5 Items That Are Dirtier Than a Toilet
Office cleanliness is crucial in attracting and maintaining great customers and employees. Restrooms aren’t the only germ-filled areas of your office. From electronic equipment to the permanent parts of the building, your company’s space is a hotbed for bacteria, viruses, and other microorganisms. Before you put yourself or your employees at risk, take a look at the common office items that may have more germs than a toilet seat.
1. Office Doorknobs
Your office’s doorknobs or door handles may look clean and shiny. But are they germ-free? Studies show that doorknobs in public places, such as offices, make passing microorganisms from person to person easy. Think about how many people in your office touch the doorknobs.
To get in and out of the building (or gain access to restrooms, communal areas, and other office spaces) everyone needs to touch the knob or handle. The more people who touch the knobs, the more germs are passed around.
What can you do to reduce the risks of breeding bacteria and viruses on doorknob and door handle surfaces? A professional cleaning company or regular janitor who knows how to properly disinfect hard surfaces can decrease the number of microorganisms living on these high-touch areas.
2. Computer Keyboards
How often do you think about the computer keyboards in your office? If you can’t remember the last time anyone cleaned one, you may have a serious microorganism buildup problem. According to a survey from the University of Arizona, most adults don’t realize office items such as computer keyboards typically harbor more germs than a toilet seat.
If your staff doesn’t have time to regularly clean your office’s keyboards, hire a professional cleaning team to step in. Regular cleaning and disinfection can reduce the risks of spreading illnesses, keeping your employees happy and healthy.
3. Phone Surfaces
Whether your employees use a communal phone, have their own desk phones, or bring their smartphones to work, these seemingly clean devices are constantly covered with microorganisms. Every time someone picks up and handles a phone, puts their ear to the receiver, or talks into the device, they’re picking up and leaving behind germs.
A study, from the London School of Hygiene and Tropical Medicine and Queen Mary, University of London, found that 92 percent of cell phones had bacteria on them. Of those phones, 16 percent had potentially dangerous E. coli contamination.

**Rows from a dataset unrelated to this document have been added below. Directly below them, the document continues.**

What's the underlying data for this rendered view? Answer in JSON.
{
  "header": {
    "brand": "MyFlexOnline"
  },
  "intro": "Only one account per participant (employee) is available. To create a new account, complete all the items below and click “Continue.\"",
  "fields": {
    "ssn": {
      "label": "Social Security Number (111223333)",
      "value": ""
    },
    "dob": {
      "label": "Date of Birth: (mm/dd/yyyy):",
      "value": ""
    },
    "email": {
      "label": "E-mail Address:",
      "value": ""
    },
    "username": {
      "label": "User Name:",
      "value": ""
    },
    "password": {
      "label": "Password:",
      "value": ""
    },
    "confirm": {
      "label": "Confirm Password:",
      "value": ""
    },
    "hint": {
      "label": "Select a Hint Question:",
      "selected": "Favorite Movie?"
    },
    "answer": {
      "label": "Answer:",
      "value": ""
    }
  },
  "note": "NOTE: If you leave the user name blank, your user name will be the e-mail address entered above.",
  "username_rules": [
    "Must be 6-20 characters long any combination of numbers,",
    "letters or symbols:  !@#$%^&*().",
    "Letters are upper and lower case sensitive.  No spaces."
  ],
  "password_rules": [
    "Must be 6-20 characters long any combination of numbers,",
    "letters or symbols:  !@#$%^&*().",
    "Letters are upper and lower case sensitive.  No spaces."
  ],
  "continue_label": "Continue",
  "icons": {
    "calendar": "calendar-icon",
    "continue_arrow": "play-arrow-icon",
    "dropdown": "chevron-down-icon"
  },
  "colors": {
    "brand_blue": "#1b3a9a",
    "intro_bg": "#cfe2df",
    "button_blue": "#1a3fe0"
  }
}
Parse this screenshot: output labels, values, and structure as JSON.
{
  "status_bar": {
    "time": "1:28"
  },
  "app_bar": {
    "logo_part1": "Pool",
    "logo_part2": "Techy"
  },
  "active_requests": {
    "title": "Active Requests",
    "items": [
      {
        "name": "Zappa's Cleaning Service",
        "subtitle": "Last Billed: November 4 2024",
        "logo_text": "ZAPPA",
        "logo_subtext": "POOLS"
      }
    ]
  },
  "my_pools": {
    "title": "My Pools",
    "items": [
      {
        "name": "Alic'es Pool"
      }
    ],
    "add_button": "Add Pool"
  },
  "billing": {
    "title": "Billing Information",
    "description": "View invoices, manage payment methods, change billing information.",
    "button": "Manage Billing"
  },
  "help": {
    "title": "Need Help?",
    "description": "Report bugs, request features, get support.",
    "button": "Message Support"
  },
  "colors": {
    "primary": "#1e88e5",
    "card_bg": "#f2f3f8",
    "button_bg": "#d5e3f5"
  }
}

Cleaning phones regularly should become part of routine healthy office practices. While your employees should stay on top of cleaning their own personal smartphones, you can reduce the risks of illness in the office by hiring a professional to clean and disinfect shared phones.
4. Tablet Devices
Do you, or your employees, use tablets or iPads in the office? If so, these devices may contain a similar number of germs as smartphones or computer keyboards do – especially if employees share them. Institute a cleaning policy, asking each employee to wipe down the tablet after using it.
Along with regularly wiping off these devices, remind employees to clean their own tablet after sharing it with a coworker. If possible, avoid communal tablet use to avoid the spread of germs from employee to employee.
5. Break Room Supplies
The coffee cups, water cooler handle, microwave, mini fridge, table, and everything else in your office’s break room may contain bacteria, viruses, or other microorganisms. Keep the area clean, remove debris, and discard old food products properly.
Before your break room becomes a bacterial breeding ground:
- Write down dates. How old is the food in the office refrigerator? Require employees to discard all old or spoiled items.
- Clean coffee cups. Communal wash-and-use coffee cups can harbor dangerous bacteria. Use hot soapy water or a dishwasher for these items.
- Wipe down surfaces. Wipe all hard surfaces (including the refrigerator handle, microwave buttons, and water cooler knob) with a sanitizer.
Along with these safety steps, hire a professional cleaner to keep the area germ-free.
Do you need expert help keeping your office clean? Contact DRC Contract Cleaning for more information.
June 10, 2021